**TASK INSTRUCTIONS**
Your output should be the records below, word for word and picture-free.

**DATA FOR THIS TASK**

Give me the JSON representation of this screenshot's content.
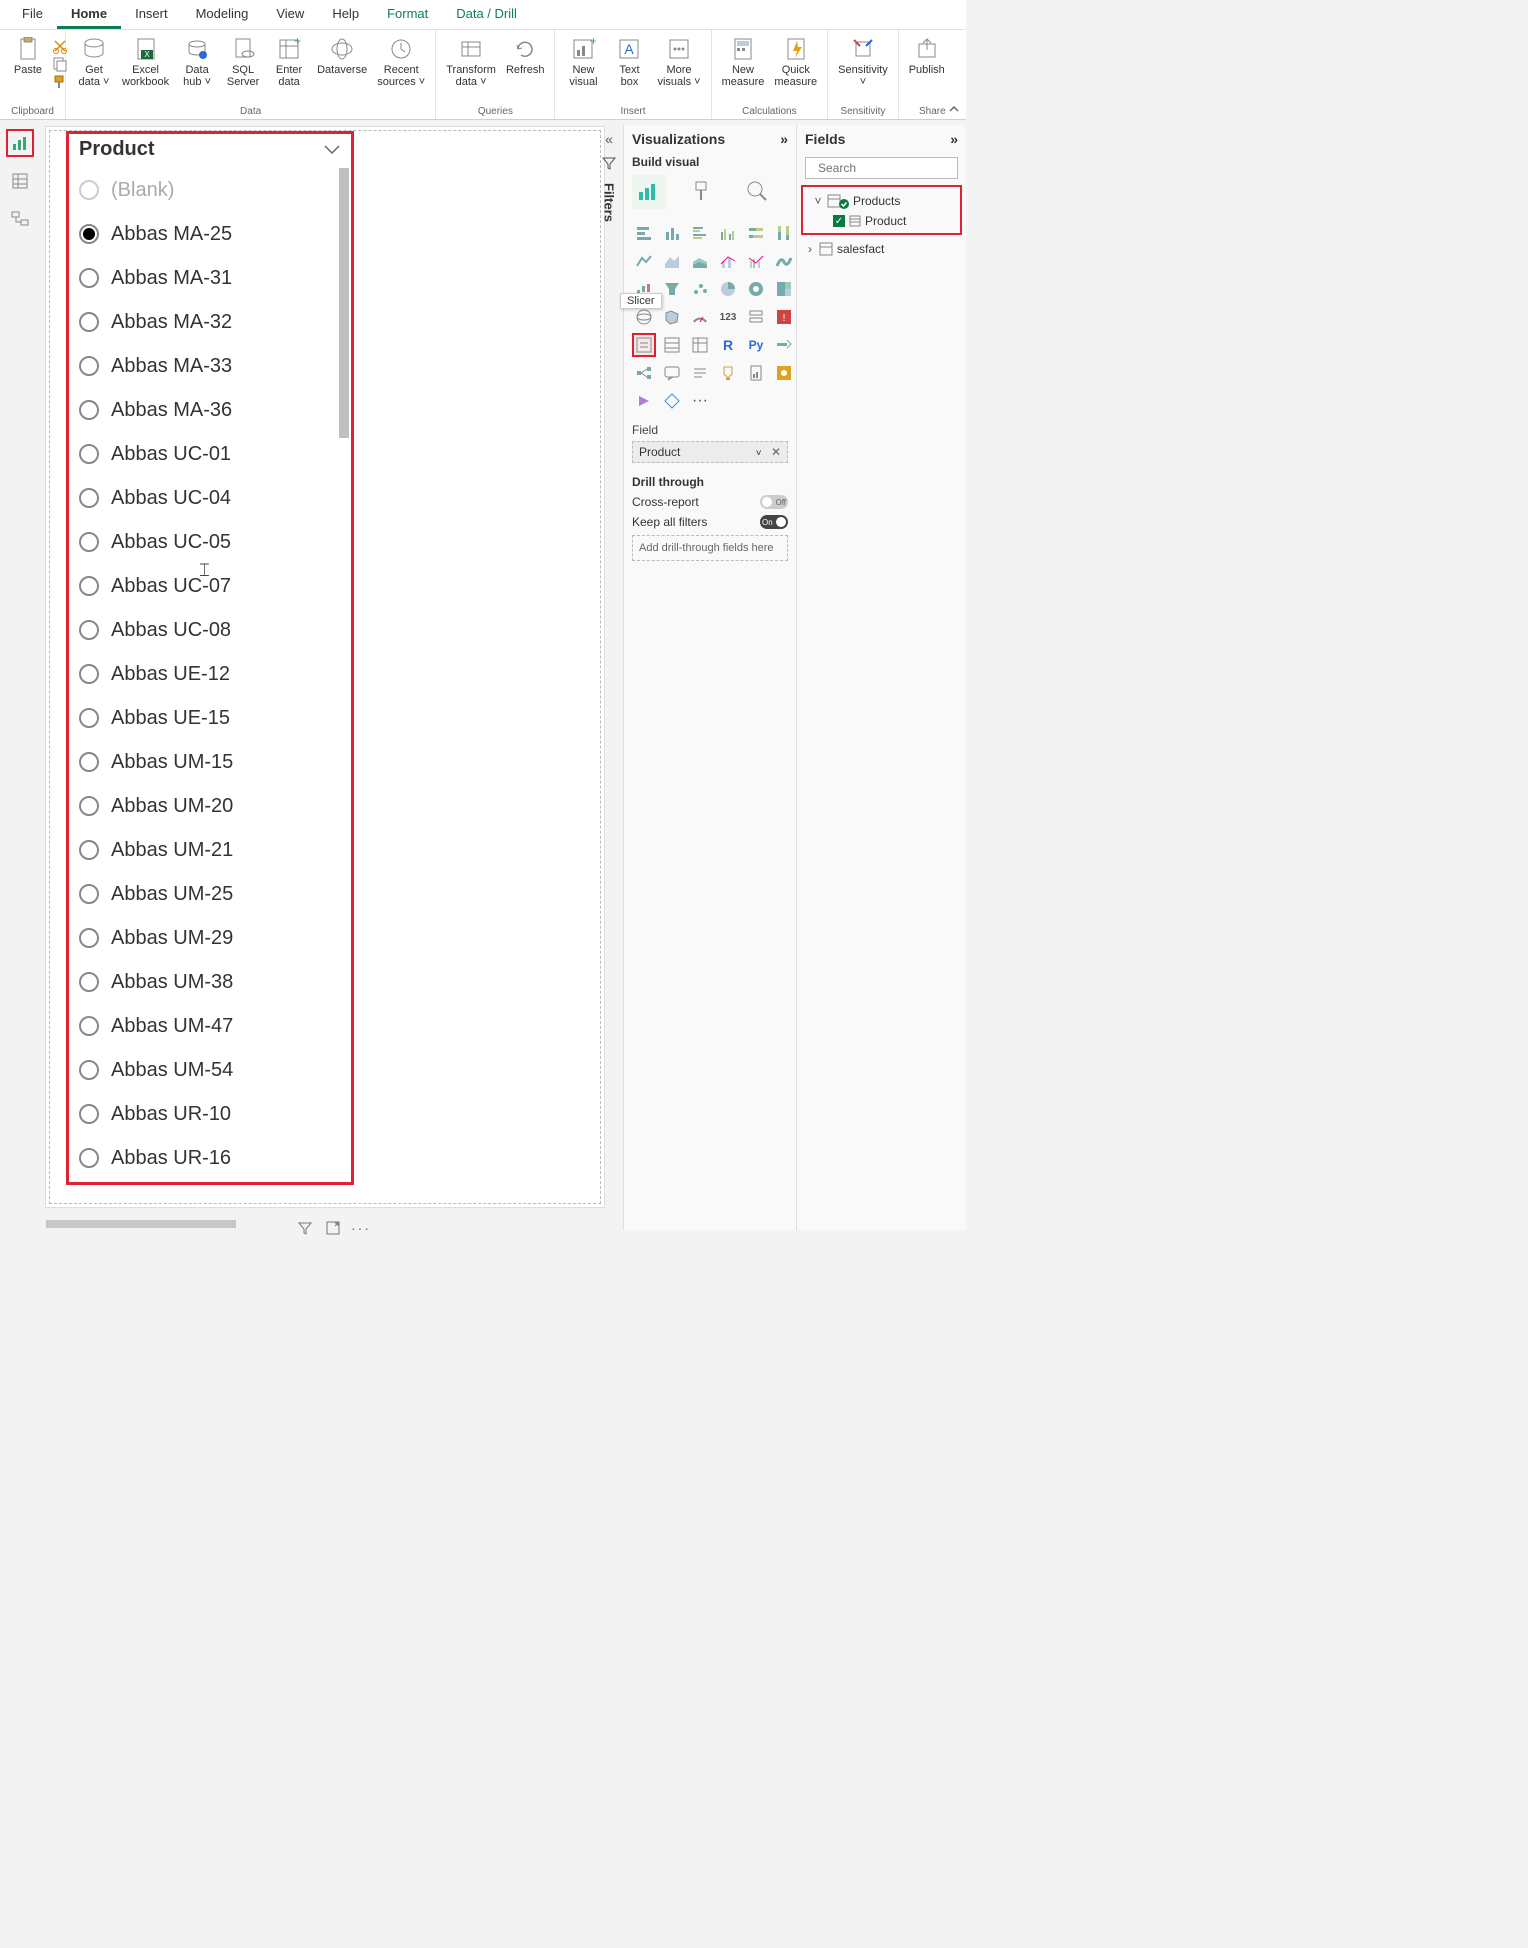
{
  "ribbon": {
    "tabs": [
      "File",
      "Home",
      "Insert",
      "Modeling",
      "View",
      "Help",
      "Format",
      "Data / Drill"
    ],
    "active_tab": "Home",
    "groups": {
      "clipboard": {
        "title": "Clipboard",
        "paste": "Paste"
      },
      "data": {
        "title": "Data",
        "get_data": "Get\ndata ˅",
        "excel": "Excel\nworkbook",
        "hub": "Data\nhub ˅",
        "sql": "SQL\nServer",
        "enter": "Enter\ndata",
        "dataverse": "Dataverse",
        "recent": "Recent\nsources ˅"
      },
      "queries": {
        "title": "Queries",
        "transform": "Transform\ndata ˅",
        "refresh": "Refresh"
      },
      "insert": {
        "title": "Insert",
        "visual": "New\nvisual",
        "textbox": "Text\nbox",
        "more": "More\nvisuals ˅"
      },
      "calc": {
        "title": "Calculations",
        "measure": "New\nmeasure",
        "quick": "Quick\nmeasure"
      },
      "sens": {
        "title": "Sensitivity",
        "label": "Sensitivity\n˅"
      },
      "share": {
        "title": "Share",
        "publish": "Publish"
      }
    }
  },
  "filters_label": "Filters",
  "viz_pane": {
    "title": "Visualizations",
    "subtitle": "Build visual",
    "tooltip": "Slicer",
    "field_label": "Field",
    "field_value": "Product",
    "drill_title": "Drill through",
    "cross": "Cross-report",
    "keep": "Keep all filters",
    "drop": "Add drill-through fields here"
  },
  "fields_pane": {
    "title": "Fields",
    "search_placeholder": "Search",
    "table1": "Products",
    "table1_field": "Product",
    "table2": "salesfact"
  },
  "slicer": {
    "title": "Product",
    "items": [
      {
        "label": "(Blank)",
        "blank": true,
        "selected": false
      },
      {
        "label": "Abbas MA-25",
        "selected": true
      },
      {
        "label": "Abbas MA-31"
      },
      {
        "label": "Abbas MA-32"
      },
      {
        "label": "Abbas MA-33"
      },
      {
        "label": "Abbas MA-36"
      },
      {
        "label": "Abbas UC-01"
      },
      {
        "label": "Abbas UC-04"
      },
      {
        "label": "Abbas UC-05"
      },
      {
        "label": "Abbas UC-07"
      },
      {
        "label": "Abbas UC-08"
      },
      {
        "label": "Abbas UE-12"
      },
      {
        "label": "Abbas UE-15"
      },
      {
        "label": "Abbas UM-15"
      },
      {
        "label": "Abbas UM-20"
      },
      {
        "label": "Abbas UM-21"
      },
      {
        "label": "Abbas UM-25"
      },
      {
        "label": "Abbas UM-29"
      },
      {
        "label": "Abbas UM-38"
      },
      {
        "label": "Abbas UM-47"
      },
      {
        "label": "Abbas UM-54"
      },
      {
        "label": "Abbas UR-10"
      },
      {
        "label": "Abbas UR-16"
      }
    ]
  }
}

**EXERCISE ANSWER**
Give me the JSON representation of this screenshot's content.
{
  "ribbon": {
    "tabs": [
      "File",
      "Home",
      "Insert",
      "Modeling",
      "View",
      "Help",
      "Format",
      "Data / Drill"
    ],
    "active_tab": "Home",
    "groups": {
      "clipboard": {
        "title": "Clipboard",
        "paste": "Paste"
      },
      "data": {
        "title": "Data",
        "get_data": "Get\ndata ˅",
        "excel": "Excel\nworkbook",
        "hub": "Data\nhub ˅",
        "sql": "SQL\nServer",
        "enter": "Enter\ndata",
        "dataverse": "Dataverse",
        "recent": "Recent\nsources ˅"
      },
      "queries": {
        "title": "Queries",
        "transform": "Transform\ndata ˅",
        "refresh": "Refresh"
      },
      "insert": {
        "title": "Insert",
        "visual": "New\nvisual",
        "textbox": "Text\nbox",
        "more": "More\nvisuals ˅"
      },
      "calc": {
        "title": "Calculations",
        "measure": "New\nmeasure",
        "quick": "Quick\nmeasure"
      },
      "sens": {
        "title": "Sensitivity",
        "label": "Sensitivity\n˅"
      },
      "share": {
        "title": "Share",
        "publish": "Publish"
      }
    }
  },
  "filters_label": "Filters",
  "viz_pane": {
    "title": "Visualizations",
    "subtitle": "Build visual",
    "tooltip": "Slicer",
    "field_label": "Field",
    "field_value": "Product",
    "drill_title": "Drill through",
    "cross": "Cross-report",
    "keep": "Keep all filters",
    "drop": "Add drill-through fields here"
  },
  "fields_pane": {
    "title": "Fields",
    "search_placeholder": "Search",
    "table1": "Products",
    "table1_field": "Product",
    "table2": "salesfact"
  },
  "slicer": {
    "title": "Product",
    "items": [
      {
        "label": "(Blank)",
        "blank": true,
        "selected": false
      },
      {
        "label": "Abbas MA-25",
        "selected": true
      },
      {
        "label": "Abbas MA-31"
      },
      {
        "label": "Abbas MA-32"
      },
      {
        "label": "Abbas MA-33"
      },
      {
        "label": "Abbas MA-36"
      },
      {
        "label": "Abbas UC-01"
      },
      {
        "label": "Abbas UC-04"
      },
      {
        "label": "Abbas UC-05"
      },
      {
        "label": "Abbas UC-07"
      },
      {
        "label": "Abbas UC-08"
      },
      {
        "label": "Abbas UE-12"
      },
      {
        "label": "Abbas UE-15"
      },
      {
        "label": "Abbas UM-15"
      },
      {
        "label": "Abbas UM-20"
      },
      {
        "label": "Abbas UM-21"
      },
      {
        "label": "Abbas UM-25"
      },
      {
        "label": "Abbas UM-29"
      },
      {
        "label": "Abbas UM-38"
      },
      {
        "label": "Abbas UM-47"
      },
      {
        "label": "Abbas UM-54"
      },
      {
        "label": "Abbas UR-10"
      },
      {
        "label": "Abbas UR-16"
      }
    ]
  }
}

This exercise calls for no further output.